Work instructions
Your job is to copy the lines from the material that include "JSON".

Extracted records
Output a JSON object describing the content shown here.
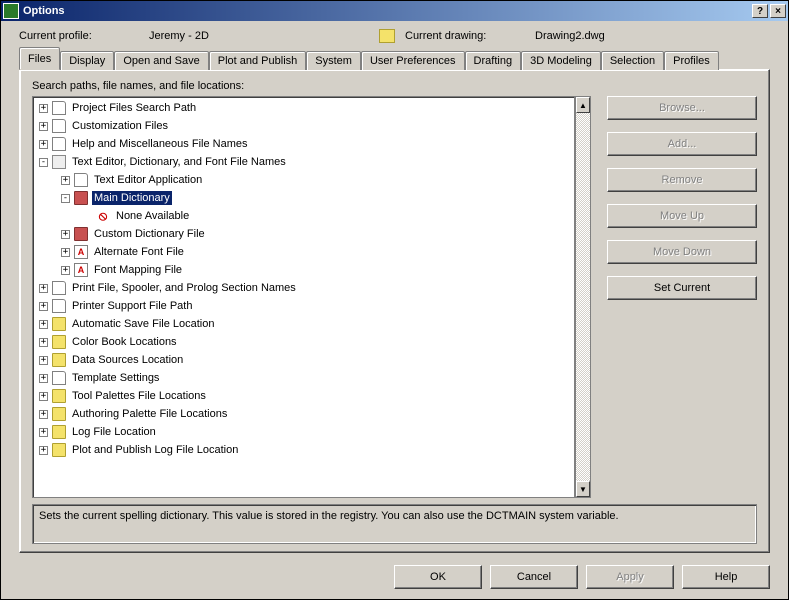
{
  "window": {
    "title": "Options"
  },
  "profile": {
    "label": "Current profile:",
    "value": "Jeremy - 2D",
    "drawing_label": "Current drawing:",
    "drawing_value": "Drawing2.dwg"
  },
  "tabs": [
    {
      "label": "Files",
      "active": true
    },
    {
      "label": "Display"
    },
    {
      "label": "Open and Save"
    },
    {
      "label": "Plot and Publish"
    },
    {
      "label": "System"
    },
    {
      "label": "User Preferences"
    },
    {
      "label": "Drafting"
    },
    {
      "label": "3D Modeling"
    },
    {
      "label": "Selection"
    },
    {
      "label": "Profiles"
    }
  ],
  "panel": {
    "label": "Search paths, file names, and file locations:",
    "tree": [
      {
        "level": 0,
        "exp": "+",
        "icon": "doc",
        "label": "Project Files Search Path"
      },
      {
        "level": 0,
        "exp": "+",
        "icon": "doc",
        "label": "Customization Files"
      },
      {
        "level": 0,
        "exp": "+",
        "icon": "doc",
        "label": "Help and Miscellaneous File Names"
      },
      {
        "level": 0,
        "exp": "-",
        "icon": "gear",
        "label": "Text Editor, Dictionary, and Font File Names"
      },
      {
        "level": 1,
        "exp": "+",
        "icon": "doc",
        "label": "Text Editor Application"
      },
      {
        "level": 1,
        "exp": "-",
        "icon": "book",
        "label": "Main Dictionary",
        "selected": true
      },
      {
        "level": 2,
        "exp": " ",
        "icon": "noavail",
        "label": "None Available"
      },
      {
        "level": 1,
        "exp": "+",
        "icon": "book",
        "label": "Custom Dictionary File"
      },
      {
        "level": 1,
        "exp": "+",
        "icon": "font",
        "label": "Alternate Font File"
      },
      {
        "level": 1,
        "exp": "+",
        "icon": "font",
        "label": "Font Mapping File"
      },
      {
        "level": 0,
        "exp": "+",
        "icon": "doc",
        "label": "Print File, Spooler, and Prolog Section Names"
      },
      {
        "level": 0,
        "exp": "+",
        "icon": "doc",
        "label": "Printer Support File Path"
      },
      {
        "level": 0,
        "exp": "+",
        "icon": "folder",
        "label": "Automatic Save File Location"
      },
      {
        "level": 0,
        "exp": "+",
        "icon": "folder",
        "label": "Color Book Locations"
      },
      {
        "level": 0,
        "exp": "+",
        "icon": "folder",
        "label": "Data Sources Location"
      },
      {
        "level": 0,
        "exp": "+",
        "icon": "doc",
        "label": "Template Settings"
      },
      {
        "level": 0,
        "exp": "+",
        "icon": "folder",
        "label": "Tool Palettes File Locations"
      },
      {
        "level": 0,
        "exp": "+",
        "icon": "folder",
        "label": "Authoring Palette File Locations"
      },
      {
        "level": 0,
        "exp": "+",
        "icon": "folder",
        "label": "Log File Location"
      },
      {
        "level": 0,
        "exp": "+",
        "icon": "folder",
        "label": "Plot and Publish Log File Location"
      }
    ],
    "hint": "Sets the current spelling dictionary. This value is stored in the registry. You can also use the DCTMAIN system variable."
  },
  "side_buttons": [
    {
      "label": "Browse...",
      "disabled": true
    },
    {
      "label": "Add...",
      "disabled": true
    },
    {
      "label": "Remove",
      "disabled": true
    },
    {
      "label": "Move Up",
      "disabled": true
    },
    {
      "label": "Move Down",
      "disabled": true
    },
    {
      "label": "Set Current",
      "disabled": false
    }
  ],
  "footer": {
    "ok": "OK",
    "cancel": "Cancel",
    "apply": "Apply",
    "help": "Help"
  }
}
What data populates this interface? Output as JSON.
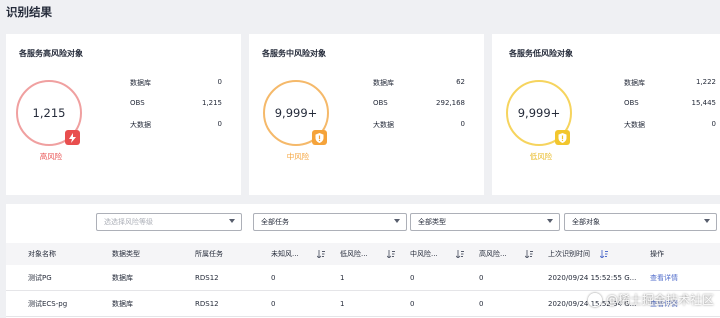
{
  "page": {
    "title": "识别结果"
  },
  "colors": {
    "high": "#e84e4e",
    "high_ring": "#f0a0a0",
    "medium": "#f5a33a",
    "medium_ring": "#f5b96a",
    "low": "#f2c62d",
    "low_ring": "#f6d45e",
    "link": "#526ecc"
  },
  "cards": [
    {
      "title": "各服务高风险对象",
      "count": "1,215",
      "level_label": "高风险",
      "badge_icon": "lightning-icon",
      "stats": [
        {
          "label": "数据库",
          "value": "0"
        },
        {
          "label": "OBS",
          "value": "1,215"
        },
        {
          "label": "大数据",
          "value": "0"
        }
      ]
    },
    {
      "title": "各服务中风险对象",
      "count": "9,999+",
      "level_label": "中风险",
      "badge_icon": "shield-icon",
      "stats": [
        {
          "label": "数据库",
          "value": "62"
        },
        {
          "label": "OBS",
          "value": "292,168"
        },
        {
          "label": "大数据",
          "value": "0"
        }
      ]
    },
    {
      "title": "各服务低风险对象",
      "count": "9,999+",
      "level_label": "低风险",
      "badge_icon": "shield-icon",
      "stats": [
        {
          "label": "数据库",
          "value": "1,222"
        },
        {
          "label": "OBS",
          "value": "15,445"
        },
        {
          "label": "大数据",
          "value": "0"
        }
      ]
    }
  ],
  "filters": {
    "risk_level": {
      "placeholder": "选选择风险等级"
    },
    "task": {
      "value": "全部任务"
    },
    "type": {
      "value": "全部类型"
    },
    "object": {
      "value": "全部对象"
    }
  },
  "table": {
    "columns": [
      "对象名称",
      "数据类型",
      "所属任务",
      "未知风...",
      "低风险...",
      "中风险...",
      "高风险...",
      "上次识别时间",
      "操作"
    ],
    "rows": [
      {
        "name": "测试PG",
        "data_type": "数据库",
        "task": "RDS12",
        "unknown": "0",
        "low": "1",
        "medium": "0",
        "high": "0",
        "last_time": "2020/09/24 15:52:55 G...",
        "action": "查看详情"
      },
      {
        "name": "测试ECS-pg",
        "data_type": "数据库",
        "task": "RDS12",
        "unknown": "0",
        "low": "1",
        "medium": "0",
        "high": "0",
        "last_time": "2020/09/24 15:52:54 G...",
        "action": "查看详情"
      }
    ]
  },
  "watermark": {
    "text": "@稀土掘金技术社区",
    "icon": "juejin-logo-icon"
  }
}
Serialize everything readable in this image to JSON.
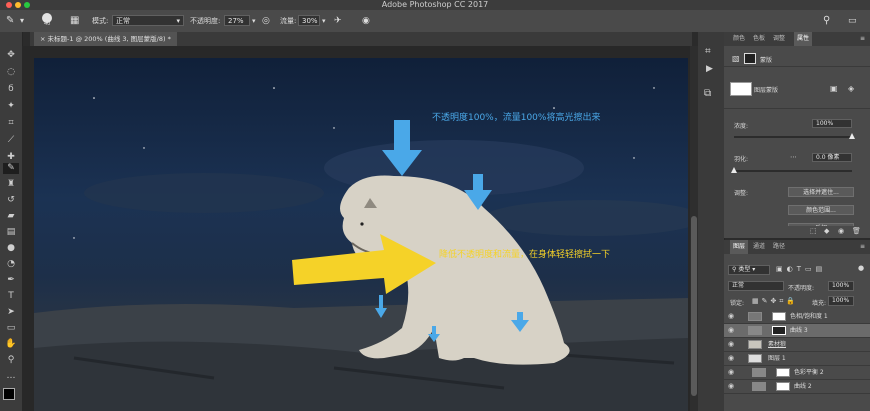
{
  "window": {
    "title": "Adobe Photoshop CC 2017"
  },
  "options_bar": {
    "brush_size": "40",
    "mode_label": "模式:",
    "mode_value": "正常",
    "opacity_label": "不透明度:",
    "opacity_value": "27%",
    "flow_label": "流量:",
    "flow_value": "30%"
  },
  "document_tab": {
    "label": "未标题-1 @ 200% (曲线 3, 图层蒙版/8) *"
  },
  "canvas": {
    "annotation_top": "不透明度100%，流量100%将高光擦出来",
    "annotation_bottom": "降低不透明度和流量，在身体轻轻擦拭一下"
  },
  "properties_panel": {
    "tabs": [
      "颜色",
      "色板",
      "调整",
      "属性"
    ],
    "active_tab": "属性",
    "mask_label": "蒙版",
    "layer_mask_label": "图层蒙版",
    "density_label": "浓度:",
    "density_value": "100%",
    "feather_label": "羽化:",
    "feather_value": "0.0 像素",
    "adjust_label": "调整:",
    "select_mask_button": "选择并遮住...",
    "color_range_button": "颜色范围...",
    "invert_button": "反相"
  },
  "layers_panel": {
    "tabs": [
      "图层",
      "通道",
      "路径"
    ],
    "filter_label": "类型",
    "blend_mode": "正常",
    "opacity_label": "不透明度:",
    "opacity_value": "100%",
    "lock_label": "锁定:",
    "fill_label": "填充:",
    "fill_value": "100%",
    "layers": [
      {
        "name": "色相/饱和度 1",
        "selected": false
      },
      {
        "name": "曲线 3",
        "selected": true
      },
      {
        "name": "素材狼",
        "selected": false
      },
      {
        "name": "图层 1",
        "selected": false
      },
      {
        "name": "色彩平衡 2",
        "selected": false
      },
      {
        "name": "曲线 2",
        "selected": false
      }
    ]
  },
  "colors": {
    "annotation_blue": "#4aa8e8",
    "annotation_yellow": "#f5d228",
    "annotation_top_text": "#4aa8e8",
    "annotation_bottom_text": "#f5d228"
  }
}
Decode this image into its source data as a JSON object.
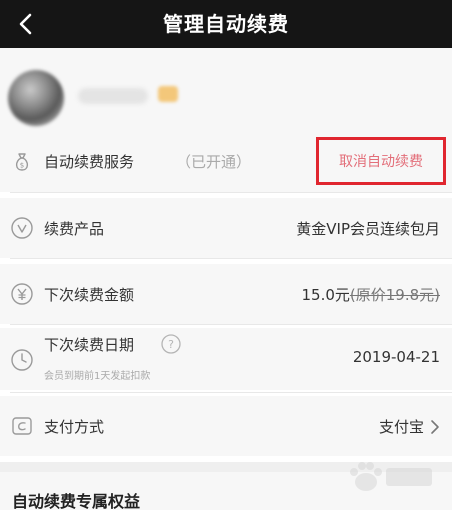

Answer space
Output a JSON object describing the content shown here.
What data populates this interface? Output as JSON.
Serialize everything readable in this image to JSON.
Decode this image into its source data as a JSON object.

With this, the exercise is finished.